From the listing that follows, count the lines including "June" and give the number alone.

☆ ☆ ☆

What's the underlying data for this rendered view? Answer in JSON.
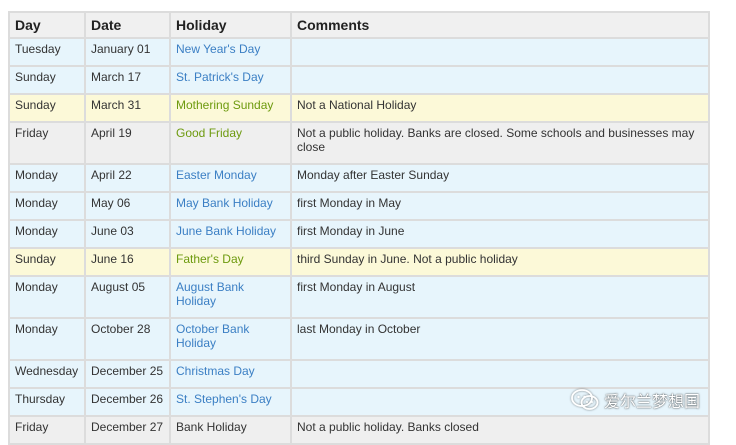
{
  "table": {
    "headers": [
      "Day",
      "Date",
      "Holiday",
      "Comments"
    ],
    "rows": [
      {
        "day": "Tuesday",
        "date": "January 01",
        "holiday": "New Year's Day",
        "comments": "",
        "type": "national"
      },
      {
        "day": "Sunday",
        "date": "March 17",
        "holiday": "St. Patrick's Day",
        "comments": "",
        "type": "national"
      },
      {
        "day": "Sunday",
        "date": "March 31",
        "holiday": "Mothering Sunday",
        "comments": "Not a National Holiday",
        "type": "observance"
      },
      {
        "day": "Friday",
        "date": "April 19",
        "holiday": "Good Friday",
        "comments": "Not a public holiday. Banks are closed. Some schools and businesses may close",
        "type": "bank-observance"
      },
      {
        "day": "Monday",
        "date": "April 22",
        "holiday": "Easter Monday",
        "comments": "Monday after Easter Sunday",
        "type": "national"
      },
      {
        "day": "Monday",
        "date": "May 06",
        "holiday": "May Bank Holiday",
        "comments": "first Monday in May",
        "type": "national"
      },
      {
        "day": "Monday",
        "date": "June 03",
        "holiday": "June Bank Holiday",
        "comments": "first Monday in June",
        "type": "national"
      },
      {
        "day": "Sunday",
        "date": "June 16",
        "holiday": "Father's Day",
        "comments": "third Sunday in June. Not a public holiday",
        "type": "observance"
      },
      {
        "day": "Monday",
        "date": "August 05",
        "holiday": "August Bank Holiday",
        "comments": "first Monday in August",
        "type": "national"
      },
      {
        "day": "Monday",
        "date": "October 28",
        "holiday": "October Bank Holiday",
        "comments": "last Monday in October",
        "type": "national"
      },
      {
        "day": "Wednesday",
        "date": "December 25",
        "holiday": "Christmas Day",
        "comments": "",
        "type": "national"
      },
      {
        "day": "Thursday",
        "date": "December 26",
        "holiday": "St. Stephen's Day",
        "comments": "",
        "type": "national"
      },
      {
        "day": "Friday",
        "date": "December 27",
        "holiday": "Bank Holiday",
        "comments": "Not a public holiday. Banks closed",
        "type": "bank"
      }
    ]
  },
  "colors": {
    "national_bg": "#e7f5fc",
    "observance_bg": "#fcf9d8",
    "bank_bg": "#efefef",
    "national_text": "#3b7fc4",
    "observance_text": "#6d9a0e"
  },
  "watermark": {
    "icon": "wechat-icon",
    "text": "爱尔兰梦想国"
  }
}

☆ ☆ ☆

* **Response for this exercise**
5